  • autoimmune encephalopathies;
  • cognitive deterioration;
  • corticosteroids;
  • Hashimoto's encephalopathy (HE);
  • steroid-responsive encephalopathy associated with autoimmune thyroiditis;
  • thyroid autoimmunity

Summary

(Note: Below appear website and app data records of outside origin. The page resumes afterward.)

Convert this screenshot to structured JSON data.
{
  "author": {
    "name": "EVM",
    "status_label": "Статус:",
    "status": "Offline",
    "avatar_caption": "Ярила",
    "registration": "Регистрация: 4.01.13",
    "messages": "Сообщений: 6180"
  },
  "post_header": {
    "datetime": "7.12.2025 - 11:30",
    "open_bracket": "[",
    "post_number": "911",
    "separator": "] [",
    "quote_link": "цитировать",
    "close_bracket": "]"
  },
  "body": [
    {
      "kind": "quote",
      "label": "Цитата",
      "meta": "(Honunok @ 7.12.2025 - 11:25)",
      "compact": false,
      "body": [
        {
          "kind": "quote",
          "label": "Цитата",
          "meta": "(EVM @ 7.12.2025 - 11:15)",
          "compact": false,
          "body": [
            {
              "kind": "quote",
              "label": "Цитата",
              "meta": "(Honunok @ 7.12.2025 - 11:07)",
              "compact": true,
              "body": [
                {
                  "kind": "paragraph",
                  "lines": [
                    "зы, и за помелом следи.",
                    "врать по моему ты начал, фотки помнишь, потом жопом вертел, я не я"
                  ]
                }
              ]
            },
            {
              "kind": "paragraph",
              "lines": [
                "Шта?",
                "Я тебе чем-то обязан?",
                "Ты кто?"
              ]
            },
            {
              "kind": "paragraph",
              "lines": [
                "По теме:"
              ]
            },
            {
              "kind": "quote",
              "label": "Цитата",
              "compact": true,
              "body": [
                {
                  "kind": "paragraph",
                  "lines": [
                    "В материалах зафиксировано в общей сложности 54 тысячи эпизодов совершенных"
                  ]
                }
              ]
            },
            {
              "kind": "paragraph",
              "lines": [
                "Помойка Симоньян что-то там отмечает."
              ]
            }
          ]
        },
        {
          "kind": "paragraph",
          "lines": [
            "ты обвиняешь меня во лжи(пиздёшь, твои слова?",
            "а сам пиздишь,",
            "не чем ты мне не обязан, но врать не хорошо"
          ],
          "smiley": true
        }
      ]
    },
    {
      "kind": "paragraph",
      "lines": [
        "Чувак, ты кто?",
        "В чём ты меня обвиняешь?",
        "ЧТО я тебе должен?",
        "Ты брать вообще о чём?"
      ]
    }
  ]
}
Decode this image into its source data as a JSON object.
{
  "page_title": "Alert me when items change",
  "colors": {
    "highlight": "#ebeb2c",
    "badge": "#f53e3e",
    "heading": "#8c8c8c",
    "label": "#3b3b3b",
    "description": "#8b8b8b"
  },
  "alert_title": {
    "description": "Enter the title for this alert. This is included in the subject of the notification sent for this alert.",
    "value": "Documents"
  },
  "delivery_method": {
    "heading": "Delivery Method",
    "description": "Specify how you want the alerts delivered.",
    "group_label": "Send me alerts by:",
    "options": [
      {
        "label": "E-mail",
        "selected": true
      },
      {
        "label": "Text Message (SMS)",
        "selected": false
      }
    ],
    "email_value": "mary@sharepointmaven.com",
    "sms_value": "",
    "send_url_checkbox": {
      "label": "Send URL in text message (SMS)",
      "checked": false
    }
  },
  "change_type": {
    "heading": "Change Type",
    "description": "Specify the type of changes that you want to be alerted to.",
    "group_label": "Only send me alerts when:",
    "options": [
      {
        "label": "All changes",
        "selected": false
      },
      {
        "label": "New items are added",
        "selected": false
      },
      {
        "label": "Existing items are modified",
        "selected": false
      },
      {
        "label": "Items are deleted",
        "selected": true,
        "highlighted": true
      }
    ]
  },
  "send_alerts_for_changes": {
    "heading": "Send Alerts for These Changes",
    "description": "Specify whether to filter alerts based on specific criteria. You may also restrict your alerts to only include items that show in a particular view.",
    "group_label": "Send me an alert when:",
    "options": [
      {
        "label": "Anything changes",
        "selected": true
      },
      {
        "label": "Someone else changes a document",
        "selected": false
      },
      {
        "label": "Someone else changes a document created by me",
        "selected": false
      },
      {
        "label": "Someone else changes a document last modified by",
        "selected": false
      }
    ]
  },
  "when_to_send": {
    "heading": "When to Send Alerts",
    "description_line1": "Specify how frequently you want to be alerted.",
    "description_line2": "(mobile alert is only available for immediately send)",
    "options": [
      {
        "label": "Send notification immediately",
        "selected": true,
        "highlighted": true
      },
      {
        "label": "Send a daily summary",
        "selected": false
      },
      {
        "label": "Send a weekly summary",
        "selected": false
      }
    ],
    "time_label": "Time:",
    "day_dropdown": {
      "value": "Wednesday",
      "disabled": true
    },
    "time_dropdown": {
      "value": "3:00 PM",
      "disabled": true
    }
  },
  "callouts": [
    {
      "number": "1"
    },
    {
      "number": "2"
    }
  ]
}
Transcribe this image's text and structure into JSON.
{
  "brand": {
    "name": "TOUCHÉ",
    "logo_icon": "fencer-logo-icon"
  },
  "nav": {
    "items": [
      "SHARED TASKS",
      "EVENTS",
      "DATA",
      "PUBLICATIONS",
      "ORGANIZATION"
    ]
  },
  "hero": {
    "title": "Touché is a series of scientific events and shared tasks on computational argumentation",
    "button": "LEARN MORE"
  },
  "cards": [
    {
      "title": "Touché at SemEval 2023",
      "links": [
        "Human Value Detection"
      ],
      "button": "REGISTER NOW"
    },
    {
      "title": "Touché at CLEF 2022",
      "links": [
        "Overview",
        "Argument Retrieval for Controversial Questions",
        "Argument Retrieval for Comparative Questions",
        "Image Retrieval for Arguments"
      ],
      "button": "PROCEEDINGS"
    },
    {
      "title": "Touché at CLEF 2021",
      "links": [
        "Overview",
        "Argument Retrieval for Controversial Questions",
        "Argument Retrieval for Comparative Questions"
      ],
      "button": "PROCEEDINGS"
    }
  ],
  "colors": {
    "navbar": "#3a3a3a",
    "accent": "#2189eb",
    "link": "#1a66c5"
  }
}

Hashimoto's encephalopathy (HE) is an uncommon condition that can present with a rapidly progressive decline and should be considered in patients who present with recurrent mental status changes in the setting of normal imaging studies and routine laboratory results. The entity, in the most recent terminology, is known as steroid-responsive encephalopathy associated with autoimmune thyroiditis (SREAT). It is characterized by an acute or subacute encephalopathy associated with thyroid autoimmunity. Patients typically present with fluctuating symptoms, episodes of confusion, alterations of consciousness, and rapid cognitive decline. Different approaches to the treatment of HE have been recommended. As the acronym SREAT suggests, patients typically respond dramatically to high-dose steroid therapy.